Scientists have found concrete evidence of interbreeding between different species of early humans.
In 2012, a bone fragment from a teenage girl who died some 90,000 years ago was recovered from the Denisova cave in Siberia's Altai Mountains, according to a new study published in Nature.
Analysis of the genome conducted at the Max Planck Institute for Evolutionary Anthropology revealed that the girl was a hybrid — her mother was a Neanderthal while her father was Denisovan.
Denisovans are a hominin group distinct from Neanderthals and modern humans. Only a few of their bone fragments have been found, so their appearance and behavior remain a mystery.
Researchers did find that this particular Denisovan had some Neanderthal ancestry, while the mother was genetically closer to Neanderthals in western Europe than to one who had lived in the cave earlier.
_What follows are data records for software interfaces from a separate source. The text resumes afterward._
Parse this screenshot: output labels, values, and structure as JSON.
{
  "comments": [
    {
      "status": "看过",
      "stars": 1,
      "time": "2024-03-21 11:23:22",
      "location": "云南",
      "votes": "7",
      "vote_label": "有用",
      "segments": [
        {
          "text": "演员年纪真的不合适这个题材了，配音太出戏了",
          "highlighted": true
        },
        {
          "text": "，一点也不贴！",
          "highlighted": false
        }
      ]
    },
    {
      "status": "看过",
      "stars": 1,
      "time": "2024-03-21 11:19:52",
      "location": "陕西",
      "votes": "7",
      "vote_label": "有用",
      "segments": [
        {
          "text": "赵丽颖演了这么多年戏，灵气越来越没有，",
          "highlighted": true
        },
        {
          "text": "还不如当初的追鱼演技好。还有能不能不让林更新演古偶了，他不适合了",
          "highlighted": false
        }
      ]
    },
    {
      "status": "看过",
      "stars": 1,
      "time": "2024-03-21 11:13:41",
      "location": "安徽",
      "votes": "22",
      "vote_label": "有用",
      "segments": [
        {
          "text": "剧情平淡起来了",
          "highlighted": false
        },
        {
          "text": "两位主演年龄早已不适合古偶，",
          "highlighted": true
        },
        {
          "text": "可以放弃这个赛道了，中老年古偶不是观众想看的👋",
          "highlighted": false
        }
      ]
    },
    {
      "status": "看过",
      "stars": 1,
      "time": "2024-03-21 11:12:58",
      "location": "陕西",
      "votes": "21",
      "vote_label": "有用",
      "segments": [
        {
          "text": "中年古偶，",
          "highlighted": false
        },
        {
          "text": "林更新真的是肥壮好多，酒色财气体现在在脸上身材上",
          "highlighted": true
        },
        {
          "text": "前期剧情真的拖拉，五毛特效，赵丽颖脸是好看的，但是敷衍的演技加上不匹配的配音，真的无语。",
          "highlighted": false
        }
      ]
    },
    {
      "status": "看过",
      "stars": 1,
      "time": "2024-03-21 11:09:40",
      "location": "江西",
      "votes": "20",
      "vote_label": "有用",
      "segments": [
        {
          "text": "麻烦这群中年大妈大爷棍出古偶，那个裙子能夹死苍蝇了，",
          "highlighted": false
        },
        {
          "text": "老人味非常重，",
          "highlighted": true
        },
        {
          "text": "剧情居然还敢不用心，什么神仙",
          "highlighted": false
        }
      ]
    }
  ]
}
Scientists knew from looking at the genetic patterns of ancient humans and homo sapiens that the different groups mated with each other, but the findings mark the first time a first-generation offspring of these pairings has been found.